Although Marquez does not ground his rules of specialty and dual criminality arguments in Federal Rule of Criminal Procedure 34, these arguments are copied in their entirety from his previous Rule 34 motion. Marquez erroneously argues that the court should "arrest judgment" because his extradition violated the two doctrines. Rule 34(a)(2) states that "the court must arrest judgment if . . . the court does not have jurisdiction of the charged offense." Fed.R.Crim.P. 34(a)(2). The district court had subject matter jurisdiction over the two "charged offenses" against Marquez, pursuant to 18 U.S.C. § 3231, because the offenses are crimes against the laws of the United States. Because alleged violations of the rules of specialty and dual criminality attack the validity of an extradition, and the extradition process is the means by which personal jurisdiction over the defendant is obtained, Marquez's claims attack the court's personal jurisdiction and not jurisdiction over the offense itself. See Anderson, 472 F.3d at 666, 668 n. 3.
Rule 12(e) provides that a court may grant relief from a waiver upon a showing of good cause. Fed.R.Crim.P. 12(e). Marquez does not assert "good cause" to warrant relief from waiver here, nor does he provide an explanation for his failure to raise a timely 12(b) motion. Consequently, this Court does not find good cause warranting relief from the waiver.
B. Other Motions
Marquez also contends that the district court erred when it denied: (1) a motion alleging deprivation of a fair trial because the district court delayed disclosure of discovery that pertained to some witnesses pursuant to Federal Rule of Criminal Procedure 16, (2) a motion for a new trial, pursuant to Federal Rule of Criminal Procedure 33, because the district court admitted evidence that was later excluded and the government violated its obligations under Brady v. Maryland, 373 U.S. 83, 83 S.Ct. 1194, 10 L.Ed.2d 215 (1963); Giglio v. United States, 405 U.S. 150, 92 S.Ct. 763, 31 L.Ed.2d 104 (1972); and the Jencks Act, 18 U.S.C. § 3500, and (3) a motion for severance or mistrial, pursuant to Federal Rule of Criminal Procedure 14, because the closing arguments of codefendant Jose Miguel Battle Junior were antagonistic to his theory of defense. The district court's denial of the motions is reviewed for abuse of discretion.

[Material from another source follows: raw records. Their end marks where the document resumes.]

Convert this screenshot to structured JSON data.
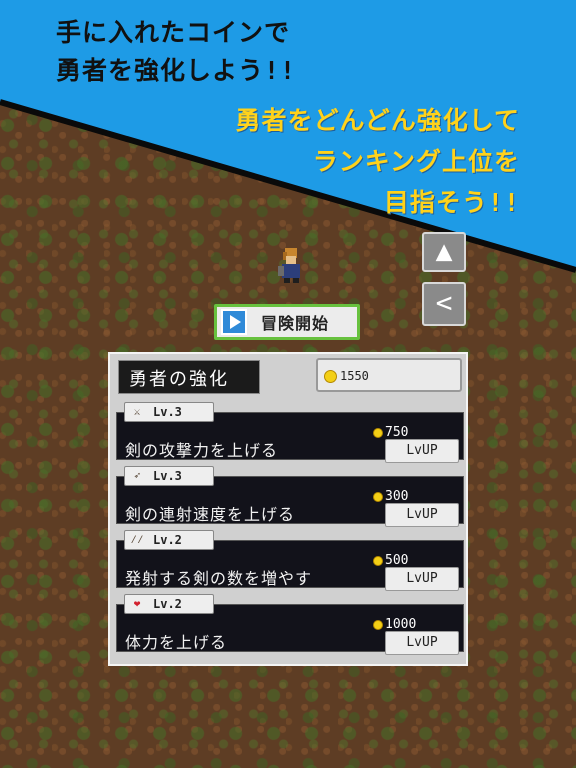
{
  "promo": {
    "line1": [
      "手に入れたコインで",
      "勇者を強化しよう!!"
    ],
    "line2": [
      "勇者をどんどん強化して",
      "ランキング上位を",
      "目指そう!!"
    ]
  },
  "colors": {
    "banner_blue": "#1e9be6",
    "accent_yellow": "#ffd21a",
    "start_border": "#67c13e"
  },
  "side_buttons": [
    {
      "icon": "ranking-icon",
      "glyph": "▲"
    },
    {
      "icon": "share-icon",
      "glyph": "<"
    }
  ],
  "start_button": {
    "label": "冒険開始",
    "icon": "play-icon"
  },
  "upgrade_panel": {
    "title": "勇者の強化",
    "coins": "1550",
    "items": [
      {
        "icon": "sword-icon",
        "glyph": "⚔",
        "level": "Lv.3",
        "description": "剣の攻撃力を上げる",
        "cost": "750",
        "button": "LvUP"
      },
      {
        "icon": "flying-sword-icon",
        "glyph": "➶",
        "level": "Lv.3",
        "description": "剣の連射速度を上げる",
        "cost": "300",
        "button": "LvUP"
      },
      {
        "icon": "multi-sword-icon",
        "glyph": "⁄⁄",
        "level": "Lv.2",
        "description": "発射する剣の数を増やす",
        "cost": "500",
        "button": "LvUP"
      },
      {
        "icon": "heart-icon",
        "glyph": "❤",
        "level": "Lv.2",
        "description": "体力を上げる",
        "cost": "1000",
        "button": "LvUP"
      }
    ]
  }
}
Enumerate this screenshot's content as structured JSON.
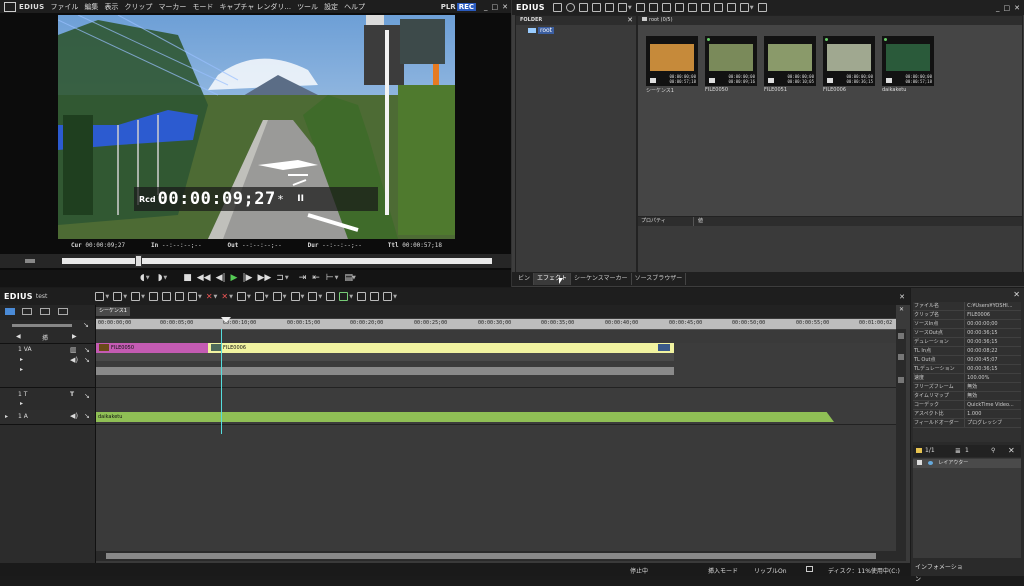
{
  "app": {
    "name": "EDIUS"
  },
  "player": {
    "menu": [
      "ファイル",
      "編集",
      "表示",
      "クリップ",
      "マーカー",
      "モード",
      "キャプチャ",
      "レンダリ...",
      "ツール",
      "設定",
      "ヘルプ"
    ],
    "mode_plr": "PLR",
    "mode_rec": "REC",
    "tc_label": "Rcd",
    "timecode": "00:00:09;27",
    "tc_suffix": "*",
    "pause_glyph": "II",
    "cur_label": "Cur",
    "cur_value": "00:00:09;27",
    "in_label": "In",
    "in_value": "--:--:--;--",
    "out_label": "Out",
    "out_value": "--:--:--;--",
    "dur_label": "Dur",
    "dur_value": "--:--:--;--",
    "ttl_label": "Ttl",
    "ttl_value": "00:00:57;18"
  },
  "bin": {
    "title": "EDIUS",
    "folder_header": "FOLDER",
    "root_label": "root",
    "clips_header": "root (0/5)",
    "clips": [
      {
        "name": "シーケンス1",
        "time_in": "00:00:00;00",
        "time_out": "00:00:57;18",
        "thumb_color": "#c68a3a",
        "type": "sequence"
      },
      {
        "name": "FILE0050",
        "time_in": "00:00:00;00",
        "time_out": "00:00:09;16",
        "thumb_color": "#7a8a5a",
        "type": "video"
      },
      {
        "name": "FILE0051",
        "time_in": "00:00:00;00",
        "time_out": "00:00:10;05",
        "thumb_color": "#8a9a6a",
        "type": "video"
      },
      {
        "name": "FILE0006",
        "time_in": "00:00:00;00",
        "time_out": "00:00:36;15",
        "thumb_color": "#a0a890",
        "type": "video"
      },
      {
        "name": "daikaketu",
        "time_in": "00:00:00;00",
        "time_out": "00:00:57;18",
        "thumb_color": "#2a5a3a",
        "type": "audio"
      }
    ],
    "prop_col1": "プロパティ",
    "prop_col2": "値",
    "tabs": [
      "ビン",
      "エフェクト",
      "シーケンスマーカー",
      "ソースブラウザー"
    ],
    "active_tab": 1
  },
  "timeline": {
    "app_name": "EDIUS",
    "project_name": "test",
    "sequence_tab": "シーケンス1",
    "mode_label": "挿",
    "ruler": [
      "00:00:00;00",
      "00:00:05;00",
      "00:00:10;00",
      "00:00:15;00",
      "00:00:20;00",
      "00:00:25;00",
      "00:00:30;00",
      "00:00:35;00",
      "00:00:40;00",
      "00:00:45;00",
      "00:00:50;00",
      "00:00:55;00",
      "00:01:00;02"
    ],
    "tracks": {
      "va": "1 VA",
      "t": "1 T",
      "a": "1 A"
    },
    "clips": {
      "va1": "FILE0050",
      "va2": "FILE0006",
      "a1": "daikaketu"
    },
    "status": {
      "state": "停止中",
      "insert_mode": "挿入モード",
      "ripple": "リップルOn",
      "disk": "ディスク：11%使用中(C:)"
    }
  },
  "info": {
    "rows": [
      {
        "key": "ファイル名",
        "value": "C:¥Users¥YOSHI..."
      },
      {
        "key": "クリップ名",
        "value": "FILE0006"
      },
      {
        "key": "ソースIn点",
        "value": "00:00:00;00"
      },
      {
        "key": "ソースOut点",
        "value": "00:00:36;15"
      },
      {
        "key": "デュレーション",
        "value": "00:00:36;15"
      },
      {
        "key": "TL In点",
        "value": "00:00:08;22"
      },
      {
        "key": "TL Out点",
        "value": "00:00:45;07"
      },
      {
        "key": "TLデュレーション",
        "value": "00:00:36;15"
      },
      {
        "key": "速度",
        "value": "100.00%"
      },
      {
        "key": "フリーズフレーム",
        "value": "無効"
      },
      {
        "key": "タイムリマップ",
        "value": "無効"
      },
      {
        "key": "コーデック",
        "value": "QuickTime Video..."
      },
      {
        "key": "アスペクト比",
        "value": "1.000"
      },
      {
        "key": "フィールドオーダー",
        "value": "プログレッシブ"
      }
    ],
    "page_counter": "1/1",
    "layer_count": "1",
    "layer_name": "レイアウター",
    "tab": "インフォメーション"
  }
}
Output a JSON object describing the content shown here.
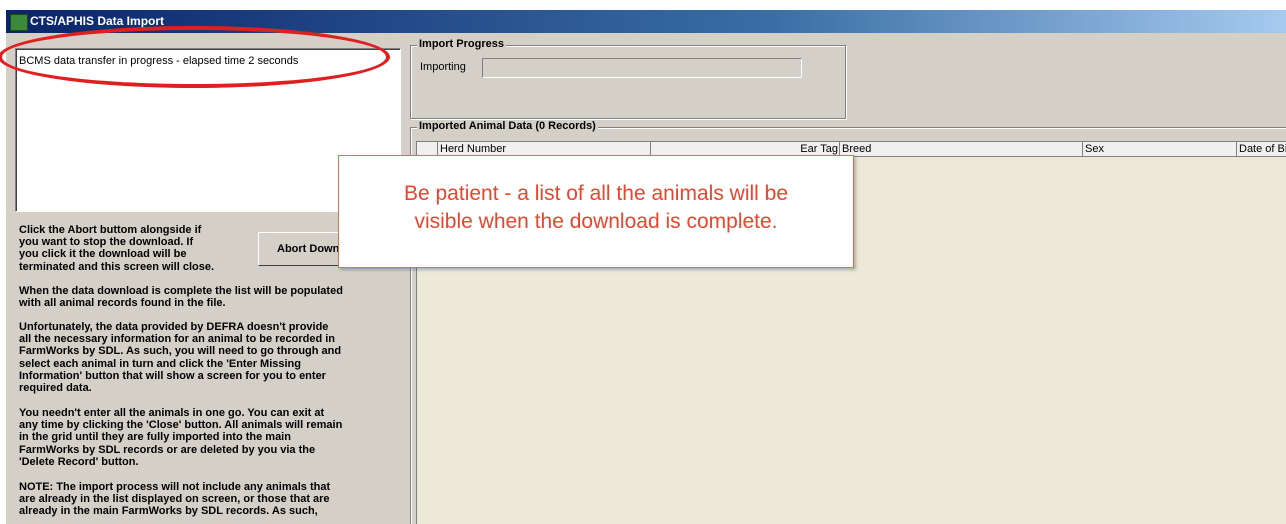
{
  "window": {
    "title": "CTS/APHIS Data Import"
  },
  "status": {
    "text": "BCMS data transfer in progress - elapsed time 2 seconds"
  },
  "help": {
    "abort_instructions": [
      "Click the Abort buttom alongside if",
      "you want to stop the download. If",
      "you click it the download will be",
      "terminated and this screen will close."
    ],
    "paragraph2": [
      "When the data download is complete the list will be populated",
      "with all animal records found in the file."
    ],
    "paragraph3": [
      "Unfortunately, the data provided by DEFRA doesn't provide",
      "all the necessary information for an animal to be recorded in",
      "FarmWorks by SDL. As such, you will need to go through and",
      "select each animal in turn and click the 'Enter Missing",
      "Information' button that will show a screen for you to enter",
      "required data."
    ],
    "paragraph4": [
      "You needn't enter all the animals in one go. You can exit at",
      "any time by clicking the 'Close' button. All animals will remain",
      "in the grid until they are fully imported into the main",
      "FarmWorks by SDL records or are deleted by you via the",
      "'Delete Record' button."
    ],
    "paragraph5": [
      "NOTE: The import process will not include any animals that",
      "are already in the list displayed on screen, or those that are",
      "already in the main FarmWorks by SDL records. As such,"
    ]
  },
  "abort_button": {
    "label": "Abort Download"
  },
  "import_progress": {
    "label": "Import Progress",
    "field_label": "Importing"
  },
  "animal_data": {
    "label": "Imported Animal Data (0 Records)",
    "columns": [
      "Herd Number",
      "Ear Tag",
      "Breed",
      "Sex",
      "Date of Birth"
    ]
  },
  "callout": {
    "lines": [
      "Be patient - a list of all the animals will be",
      "visible when the download is complete."
    ]
  }
}
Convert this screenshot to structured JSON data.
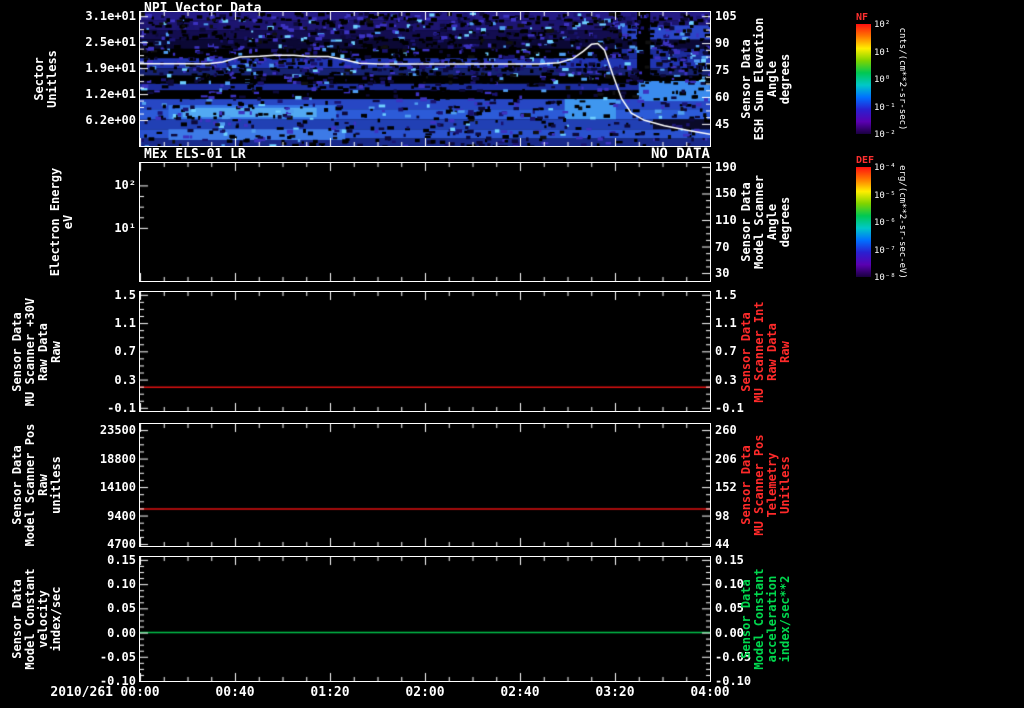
{
  "page": {
    "date_label": "2010/261",
    "time_ticks": [
      "00:00",
      "00:40",
      "01:20",
      "02:00",
      "02:40",
      "03:20",
      "04:00"
    ],
    "background": "#000000"
  },
  "colorbars": [
    {
      "name": "NF",
      "name_color": "#ff3030",
      "units": "cnts/(cm**2-sr-sec)",
      "ticks": [
        "10²",
        "10¹",
        "10⁰",
        "10⁻¹",
        "10⁻²"
      ],
      "stops": [
        "#ff1010",
        "#ff7700",
        "#ffee00",
        "#7fd400",
        "#00c853",
        "#00c8c8",
        "#0070ff",
        "#2a1fd0",
        "#5a00b0",
        "#1a0040"
      ]
    },
    {
      "name": "DEF",
      "name_color": "#ff3030",
      "units": "erg/(cm**2-sr-sec-eV)",
      "ticks": [
        "10⁻⁴",
        "10⁻⁵",
        "10⁻⁶",
        "10⁻⁷",
        "10⁻⁸"
      ],
      "stops": [
        "#ff1010",
        "#ff7700",
        "#ffee00",
        "#7fd400",
        "#00c853",
        "#00c8c8",
        "#0070ff",
        "#2a1fd0",
        "#5a00b0",
        "#1a0040"
      ]
    }
  ],
  "chart_data": [
    {
      "type": "heatmap",
      "title": "NPI Vector Data",
      "left_axis": {
        "label": "Sector\nUnitless",
        "color": "#ffffff",
        "min": 0,
        "max": 32,
        "ticks": [
          {
            "label": "3.1e+01",
            "value": 31
          },
          {
            "label": "2.5e+01",
            "value": 24.8
          },
          {
            "label": "1.9e+01",
            "value": 18.6
          },
          {
            "label": "1.2e+01",
            "value": 12.4
          },
          {
            "label": "6.2e+00",
            "value": 6.2
          }
        ]
      },
      "right_axis": {
        "label": "Sensor Data\nESH Sun Elevation\nAngle\ndegrees",
        "color": "#ffffff",
        "min": 32.7,
        "max": 107.3,
        "ticks": [
          {
            "label": "105",
            "value": 105
          },
          {
            "label": "90",
            "value": 90
          },
          {
            "label": "75",
            "value": 75
          },
          {
            "label": "60",
            "value": 60
          },
          {
            "label": "45",
            "value": 45
          }
        ]
      },
      "heatmap": {
        "noise_seed": 7,
        "noise_count": 2200,
        "bands": [
          {
            "y0": 0.0,
            "y1": 0.065,
            "color": "#241a85"
          },
          {
            "y0": 0.065,
            "y1": 0.135,
            "color": "#1d1570"
          },
          {
            "y0": 0.135,
            "y1": 0.205,
            "color": "#130d50"
          },
          {
            "y0": 0.205,
            "y1": 0.275,
            "color": "#0b0834"
          },
          {
            "y0": 0.275,
            "y1": 0.345,
            "color": "#000000"
          },
          {
            "y0": 0.345,
            "y1": 0.42,
            "color": "#2135b2"
          },
          {
            "y0": 0.42,
            "y1": 0.475,
            "color": "#162272"
          },
          {
            "y0": 0.475,
            "y1": 0.535,
            "color": "#000000"
          },
          {
            "y0": 0.535,
            "y1": 0.585,
            "color": "#1c2d9d"
          },
          {
            "y0": 0.585,
            "y1": 0.65,
            "color": "#000000"
          },
          {
            "y0": 0.65,
            "y1": 0.725,
            "color": "#2747c4"
          },
          {
            "y0": 0.725,
            "y1": 0.8,
            "color": "#2c5bd8"
          },
          {
            "y0": 0.8,
            "y1": 0.875,
            "color": "#2140b4"
          },
          {
            "y0": 0.875,
            "y1": 0.945,
            "color": "#2a52cf"
          },
          {
            "y0": 0.945,
            "y1": 1.0,
            "color": "#18298b"
          }
        ],
        "patches": [
          {
            "x0": 0.05,
            "x1": 0.345,
            "y0": 0.695,
            "y1": 0.8,
            "color": "#3577e8"
          },
          {
            "x0": 0.075,
            "x1": 0.31,
            "y0": 0.715,
            "y1": 0.785,
            "color": "#52a9f2"
          },
          {
            "x0": 0.05,
            "x1": 0.36,
            "y0": 0.875,
            "y1": 0.955,
            "color": "#3d7ae6"
          },
          {
            "x0": 0.745,
            "x1": 0.835,
            "y0": 0.65,
            "y1": 0.8,
            "color": "#3f97ef"
          },
          {
            "x0": 0.875,
            "x1": 1.0,
            "y0": 0.515,
            "y1": 0.665,
            "color": "#3a8bee"
          },
          {
            "x0": 0.845,
            "x1": 1.0,
            "y0": 0.1,
            "y1": 0.205,
            "color": "#2a46c8"
          },
          {
            "x0": 0.845,
            "x1": 1.0,
            "y0": 0.275,
            "y1": 0.345,
            "color": "#1c2d9d"
          },
          {
            "x0": 0.872,
            "x1": 0.895,
            "y0": 0.0,
            "y1": 0.515,
            "color": "#000000"
          },
          {
            "x0": 0.9,
            "x1": 1.0,
            "y0": 0.8,
            "y1": 0.875,
            "color": "#0a0a28"
          }
        ]
      },
      "overlay_line": {
        "color": "#ffffff",
        "axis": "right",
        "points": [
          [
            0.0,
            78.5
          ],
          [
            0.12,
            78.5
          ],
          [
            0.145,
            79.5
          ],
          [
            0.175,
            82.3
          ],
          [
            0.21,
            82.6
          ],
          [
            0.235,
            83.2
          ],
          [
            0.27,
            83.2
          ],
          [
            0.295,
            82.5
          ],
          [
            0.33,
            82.5
          ],
          [
            0.355,
            81.0
          ],
          [
            0.385,
            78.8
          ],
          [
            0.42,
            78.3
          ],
          [
            0.7,
            78.3
          ],
          [
            0.735,
            79.0
          ],
          [
            0.76,
            81.5
          ],
          [
            0.778,
            85.5
          ],
          [
            0.792,
            89.3
          ],
          [
            0.803,
            89.8
          ],
          [
            0.815,
            86.0
          ],
          [
            0.83,
            72.0
          ],
          [
            0.845,
            59.0
          ],
          [
            0.862,
            51.0
          ],
          [
            0.885,
            47.0
          ],
          [
            0.92,
            44.0
          ],
          [
            0.96,
            41.5
          ],
          [
            1.0,
            39.2
          ]
        ]
      }
    },
    {
      "type": "empty",
      "title": "MEx ELS-01 LR",
      "note": "NO DATA",
      "left_axis": {
        "label": "Electron Energy\neV",
        "color": "#ffffff",
        "log": true,
        "ticks": [
          {
            "label": "10²",
            "pos": 0.19
          },
          {
            "label": "10¹",
            "pos": 0.55
          }
        ]
      },
      "right_axis": {
        "label": "Sensor Data\nModel Scanner\nAngle\ndegrees",
        "color": "#ffffff",
        "min": 18,
        "max": 196,
        "ticks": [
          {
            "label": "190",
            "value": 190
          },
          {
            "label": "150",
            "value": 150
          },
          {
            "label": "110",
            "value": 110
          },
          {
            "label": "70",
            "value": 70
          },
          {
            "label": "30",
            "value": 30
          }
        ]
      }
    },
    {
      "type": "line",
      "left_axis": {
        "label": "Sensor Data\nMU Scanner +30V\nRaw Data\nRaw",
        "color": "#ffffff",
        "min": -0.145,
        "max": 1.54,
        "ticks": [
          {
            "label": "1.5",
            "value": 1.5
          },
          {
            "label": "1.1",
            "value": 1.1
          },
          {
            "label": "0.7",
            "value": 0.7
          },
          {
            "label": "0.3",
            "value": 0.3
          },
          {
            "label": "-0.1",
            "value": -0.1
          }
        ]
      },
      "right_axis": {
        "label": "Sensor Data\nMU Scanner Int\nRaw Data\nRaw",
        "color": "#ff2a2a",
        "min": -0.145,
        "max": 1.54,
        "ticks": [
          {
            "label": "1.5",
            "value": 1.5
          },
          {
            "label": "1.1",
            "value": 1.1
          },
          {
            "label": "0.7",
            "value": 0.7
          },
          {
            "label": "0.3",
            "value": 0.3
          },
          {
            "label": "-0.1",
            "value": -0.1
          }
        ]
      },
      "line": {
        "color": "#e01010",
        "value": 0.19
      }
    },
    {
      "type": "line",
      "left_axis": {
        "label": "Sensor Data\nModel Scanner Pos\nRaw\nunitless",
        "color": "#ffffff",
        "min": 4380,
        "max": 24500,
        "ticks": [
          {
            "label": "23500",
            "value": 23500
          },
          {
            "label": "18800",
            "value": 18800
          },
          {
            "label": "14100",
            "value": 14100
          },
          {
            "label": "9400",
            "value": 9400
          },
          {
            "label": "4700",
            "value": 4700
          }
        ]
      },
      "right_axis": {
        "label": "Sensor Data\nMU Scanner Pos\nTelemetry\nUnitless",
        "color": "#ff2a2a",
        "min": 40.4,
        "max": 271.5,
        "ticks": [
          {
            "label": "260",
            "value": 260
          },
          {
            "label": "206",
            "value": 206
          },
          {
            "label": "152",
            "value": 152
          },
          {
            "label": "98",
            "value": 98
          },
          {
            "label": "44",
            "value": 44
          }
        ]
      },
      "line": {
        "color": "#e01010",
        "value": 10500
      }
    },
    {
      "type": "line",
      "left_axis": {
        "label": "Sensor Data\nModel Constant\nvelocity\nindex/sec",
        "color": "#ffffff",
        "min": -0.1,
        "max": 0.156,
        "ticks": [
          {
            "label": "0.15",
            "value": 0.15
          },
          {
            "label": "0.10",
            "value": 0.1
          },
          {
            "label": "0.05",
            "value": 0.05
          },
          {
            "label": "0.00",
            "value": 0.0
          },
          {
            "label": "-0.05",
            "value": -0.05
          },
          {
            "label": "-0.10",
            "value": -0.1
          }
        ]
      },
      "right_axis": {
        "label": "Sensor Data\nModel Constant\nacceleration\nindex/sec**2",
        "color": "#00d84e",
        "min": -0.1,
        "max": 0.156,
        "ticks": [
          {
            "label": "0.15",
            "value": 0.15
          },
          {
            "label": "0.10",
            "value": 0.1
          },
          {
            "label": "0.05",
            "value": 0.05
          },
          {
            "label": "0.00",
            "value": 0.0
          },
          {
            "label": "-0.05",
            "value": -0.05
          },
          {
            "label": "-0.10",
            "value": -0.1
          }
        ]
      },
      "line": {
        "color": "#00c24a",
        "value": 0.0
      }
    }
  ]
}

See United States v. Garcia, 405 F.3d 1260, 1272 (11th Cir. 2005) (per curiam) (motions for mistrial and motions for severance); United States v. Lee, 68 F.3d 1267, 1273 (11th Cir. 1995) (motion for new trial); United States v. Turner, 871 F.2d 1574, 1580 (11th Cir. 1989) (discovery decisions). We have read, heard, and considered the arguments carefully and find that the district court did not abuse its discretion in denying these motions.
Because the district court properly denied Marquez's motions, we affirm the judgment of the district court. AFFIRMED.